On a road trip to do research for an article on Roswell, New Mexico, Taylor-Rosner decided to stop by and visit the café, to see what the hype was all about for herself. She was captivated by what she encountered. “I was not expecting [to discover] so many French people. The whole place is decorated with all these French souvenirs, police badges from everywhere in France, and different regional flags. You wouldn’t expect that in the middle of California. I talked to a lot of French people there. There were people with their kids, and a lot of young people who were my age in the 1980s, and remembered the movie. They all love that when they go there, they know that they will meet French people in the middle of nowhere. It’s kind of like the movie; they are reproducing their own whimsical universe. It’s become a pilgrimage.”

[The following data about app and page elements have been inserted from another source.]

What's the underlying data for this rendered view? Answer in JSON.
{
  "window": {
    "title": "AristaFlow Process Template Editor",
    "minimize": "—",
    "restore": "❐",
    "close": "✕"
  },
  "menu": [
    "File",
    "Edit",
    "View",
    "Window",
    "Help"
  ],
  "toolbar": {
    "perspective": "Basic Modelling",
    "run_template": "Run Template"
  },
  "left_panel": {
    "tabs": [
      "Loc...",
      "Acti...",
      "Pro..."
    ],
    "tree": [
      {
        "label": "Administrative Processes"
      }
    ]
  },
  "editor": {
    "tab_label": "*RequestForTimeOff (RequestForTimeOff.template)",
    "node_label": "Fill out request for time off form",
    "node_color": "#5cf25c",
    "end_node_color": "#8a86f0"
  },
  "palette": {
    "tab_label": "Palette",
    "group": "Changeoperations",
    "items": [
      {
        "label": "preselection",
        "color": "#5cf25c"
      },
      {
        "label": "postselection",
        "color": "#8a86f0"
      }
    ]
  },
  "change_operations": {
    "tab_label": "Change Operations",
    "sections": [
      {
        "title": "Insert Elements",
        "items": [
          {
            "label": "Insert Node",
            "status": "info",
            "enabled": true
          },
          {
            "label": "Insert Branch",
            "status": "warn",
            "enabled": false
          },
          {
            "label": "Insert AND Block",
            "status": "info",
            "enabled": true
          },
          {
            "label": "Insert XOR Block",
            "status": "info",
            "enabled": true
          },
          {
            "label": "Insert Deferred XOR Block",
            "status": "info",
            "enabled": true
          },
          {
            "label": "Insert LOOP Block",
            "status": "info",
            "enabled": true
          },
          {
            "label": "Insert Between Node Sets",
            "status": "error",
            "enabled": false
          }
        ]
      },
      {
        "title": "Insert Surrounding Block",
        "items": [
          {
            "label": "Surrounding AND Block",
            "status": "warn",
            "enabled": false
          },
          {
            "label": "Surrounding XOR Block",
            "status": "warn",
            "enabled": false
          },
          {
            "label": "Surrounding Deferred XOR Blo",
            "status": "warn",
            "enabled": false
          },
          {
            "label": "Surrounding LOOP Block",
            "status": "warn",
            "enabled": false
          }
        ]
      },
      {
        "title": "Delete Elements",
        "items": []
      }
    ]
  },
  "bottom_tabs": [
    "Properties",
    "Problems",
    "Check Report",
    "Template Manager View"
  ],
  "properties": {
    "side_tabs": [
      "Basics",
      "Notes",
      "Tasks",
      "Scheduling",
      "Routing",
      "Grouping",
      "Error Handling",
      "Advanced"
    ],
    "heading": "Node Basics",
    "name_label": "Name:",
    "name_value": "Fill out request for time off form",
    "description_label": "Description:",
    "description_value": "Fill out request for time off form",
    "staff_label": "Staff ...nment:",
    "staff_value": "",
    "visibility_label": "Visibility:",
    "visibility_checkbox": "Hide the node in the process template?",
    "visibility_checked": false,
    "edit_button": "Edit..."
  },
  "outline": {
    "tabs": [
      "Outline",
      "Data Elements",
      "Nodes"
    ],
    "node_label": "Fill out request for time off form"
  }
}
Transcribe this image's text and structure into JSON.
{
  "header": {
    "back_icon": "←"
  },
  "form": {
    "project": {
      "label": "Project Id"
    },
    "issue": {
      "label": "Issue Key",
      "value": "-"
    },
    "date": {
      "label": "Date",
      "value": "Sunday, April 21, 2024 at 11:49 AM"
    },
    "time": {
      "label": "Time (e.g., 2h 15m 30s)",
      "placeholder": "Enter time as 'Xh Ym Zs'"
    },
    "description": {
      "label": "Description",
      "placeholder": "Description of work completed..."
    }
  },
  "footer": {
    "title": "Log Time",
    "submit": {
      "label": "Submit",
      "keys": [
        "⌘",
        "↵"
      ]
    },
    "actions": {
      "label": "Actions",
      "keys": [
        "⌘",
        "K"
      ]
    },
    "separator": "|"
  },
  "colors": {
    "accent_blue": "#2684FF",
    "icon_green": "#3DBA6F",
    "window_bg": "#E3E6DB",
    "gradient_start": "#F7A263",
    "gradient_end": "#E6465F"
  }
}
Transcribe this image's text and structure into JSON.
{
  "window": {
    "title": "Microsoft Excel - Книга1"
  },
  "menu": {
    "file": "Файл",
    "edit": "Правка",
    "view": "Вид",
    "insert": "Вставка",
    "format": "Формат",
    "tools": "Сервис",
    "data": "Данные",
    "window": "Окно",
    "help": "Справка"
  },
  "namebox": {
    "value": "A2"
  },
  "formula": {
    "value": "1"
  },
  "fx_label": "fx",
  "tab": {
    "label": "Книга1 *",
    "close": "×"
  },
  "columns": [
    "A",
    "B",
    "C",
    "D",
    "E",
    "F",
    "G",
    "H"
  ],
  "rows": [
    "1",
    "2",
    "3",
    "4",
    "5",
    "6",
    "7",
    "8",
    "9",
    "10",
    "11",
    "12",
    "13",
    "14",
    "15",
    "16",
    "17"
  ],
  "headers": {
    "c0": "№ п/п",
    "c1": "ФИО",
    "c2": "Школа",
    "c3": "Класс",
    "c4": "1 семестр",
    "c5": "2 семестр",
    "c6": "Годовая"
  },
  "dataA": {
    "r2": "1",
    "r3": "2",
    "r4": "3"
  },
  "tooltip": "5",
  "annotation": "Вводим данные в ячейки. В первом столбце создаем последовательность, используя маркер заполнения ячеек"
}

“Visitors leave notes, pictures, everything,” Andrea stated of the souvenirs left behind by her many foreign visitors. “We have flags hanging from the ceiling. We were so full that we had to put some of them on the walls. We’re totally covered in memorabilia. They always leave stuff. I have one man that sent me this handmade little thing and on one side was the Statue of Liberty and on the other side a monument from France. I almost cried when I saw it. I couldn’t believe somebody did that. I have it up on the wall.”
“I heard about it when I got involved in Route 66. I definitely wanted to check it out,” stated Delvin Roy Harbour, vice president of the California Route 66 Association. “At one point there was a hotel there, when the film was made in 1987. The buildings have since been torn down but the foundations are still there. The sign is still there near the Bagdad Cafe.” The Henning Motel’s original sign continues to attract sign enthusiasts.
“We stopped at the Bagdad Cafe one evening, and sure enough, there was a tour bus there with a bunch of French people. They just loved it. There’s an interesting mystique of it. It’s amazing how, from that movie, the Bagdad Cafe, it’s a highlight for a lot of people, especially French people, to stop there and check it out, to see where the movie was made,” continued Harbour.
Pruett currently lives on a 40-acre property, only a mile and a half from the café, that has been blessed with lots of trees and has added raising ostriches to her resumé. She has no plans to leave Newberry Springs in the immediate future. “[Living in the desert] grows on you ... It was the last place I was with my son and the last place I was with my husband. I just feel better here,” said Pruett. The café and the desert community is a constant reminder of her late family. “It makes me feel good in my heart that my husband and son evidently made the right decision. People come and they are happy, and I see their face and how they come running to me, ‘Andrea, Andrea, how are you doing?’ They come up to me and hug me.”
These same visitors comforted Andrea after her losses and got her through the rough times. In turn, Pruett has returned the favor to tourists and Route 66 enthusiasts by welcoming them into her establishment with open arms and good old-fashioned southern hospitality. Petite in build, blond-haired with a soft-spoken voice that is laced with traces of a southern drawl, Andrea’s story has become rooted in the colorful history of the building. Her resilience and fortitude to live out hers and her late husband’s dream can only be matched by the fierceness of the desert that she calls home. People come to see her, as much as they come to see the eatery.
In 2008, her dreams to write were realized when she wrote and produced a screenplay titled, “The Real Bagdad Cafe.” Pruett plans to continue to operate the café for as long as she can to honor the memory of her late son and husband. “I just like to keep my memories around me.” The café and its visitors are therapeutic to her, just as Route 66 and the Mojave Desert is to its innumerable road travelers.